You run a lean project organization. You are an organized and dedicated PM, and you have the respect of your team. You know how to drive your organization to deliver project results. Then one day, work on your project stops. What happened?

If there is just one thing that you can count on as a project manager, it is that someday your project team will run into the wall of on-going operations. That day is today.

As business cycles change, subject to the winds of economic volatility, the impact often hits on-going operations first. Your project team is suddenly called to take on a greater operational role as functional managers struggle to meet organizational demands with existing staff. As a result, your project suffers.

But, the project must win. What can you do to help your organization, and your teams’ functional managers, understand the importance of the work their staff is performing on your project?

  1. Workload Planning. Make sure you have an intimate understanding of the specific time required for each team member to deliver their required tasks on your project. If you have planned thoroughly, you know how long each task will take and where those resources are coming from, but now the discussion will change. Take your data to the functional management and request a meeting to work through a workload planning matrix. Help them understand where the resource is coming from, how their time will be allocated, and most importantly, where you will be able to be flexible to help keep operations staffed fully and operating at peak efficiency. The message is this: You understand the importance of the operational environment and you are supportive of the manager’s needs. Now, how can you work together to meet the needs of the project, too?
  2. Seek Understanding. While your first effort is to work directly with functional managers to find a solution to your resource collision, it is equally important to present your findings to the project sponsor. Beware the urge to grovel, however. This is not a meeting for you to complain about lack of resources and cooperation from line management. Instead, arm yourself with the workload planning data and operational requirements, your team resource requirements, and present three alternative solutions to your resource puzzle. Will your schedule slip if you don’t get the team back to work? Will the budget increase as you are forced to deliver your project using outside contract labor? Or will you move key deliverables outside of scope? The message is this: You understand both the importance of the operational environment, and you are proactively working to deliver your project at the same time. Presented with this data, along with strategic recommendations, you will put your sponsor in the best position for providing feedback and guidance.
  3. What can you do? Planning takes time. You worked hard with your team to build a project plan that works, that takes into account all the variables of the project and the nuance of the schedule. But if you are going to make a case that you need resources from operations to deliver on your project promises, you have to show that you have taken every possible action to deliver your project without impacting operational requirements. For example, do you have resources on your team with skills that overlap? Do you have resources you could train to take on the skills of others? In short, how would you get your project done with fewer team members? What else could you do to show that you can deliver, and manage, with less?

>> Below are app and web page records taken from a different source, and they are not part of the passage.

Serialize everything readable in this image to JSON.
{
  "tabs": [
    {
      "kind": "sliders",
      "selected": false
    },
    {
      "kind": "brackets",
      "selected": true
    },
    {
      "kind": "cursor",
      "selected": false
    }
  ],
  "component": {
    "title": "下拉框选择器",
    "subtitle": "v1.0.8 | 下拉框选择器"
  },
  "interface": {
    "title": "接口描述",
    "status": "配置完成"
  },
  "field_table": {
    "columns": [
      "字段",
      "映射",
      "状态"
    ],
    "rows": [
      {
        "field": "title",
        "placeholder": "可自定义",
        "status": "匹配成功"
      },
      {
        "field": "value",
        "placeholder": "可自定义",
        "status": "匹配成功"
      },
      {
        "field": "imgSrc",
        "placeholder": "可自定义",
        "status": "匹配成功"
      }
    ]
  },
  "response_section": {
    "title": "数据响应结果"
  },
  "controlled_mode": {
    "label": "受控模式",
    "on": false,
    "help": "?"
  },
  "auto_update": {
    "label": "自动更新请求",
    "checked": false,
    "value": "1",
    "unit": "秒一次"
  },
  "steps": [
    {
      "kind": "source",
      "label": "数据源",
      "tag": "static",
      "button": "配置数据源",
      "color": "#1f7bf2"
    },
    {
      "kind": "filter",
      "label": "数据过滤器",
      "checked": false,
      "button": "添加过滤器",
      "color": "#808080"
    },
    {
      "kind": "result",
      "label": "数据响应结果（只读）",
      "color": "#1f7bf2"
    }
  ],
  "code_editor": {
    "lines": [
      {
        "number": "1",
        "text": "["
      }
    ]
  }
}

This is a complicated process, and likely one of the most potentially-charged political discussions you will have. So, communicate with heart. Show that you truly understand the constraints, and that you will do whatever it takes to find a solution that works for all players with energy and humility.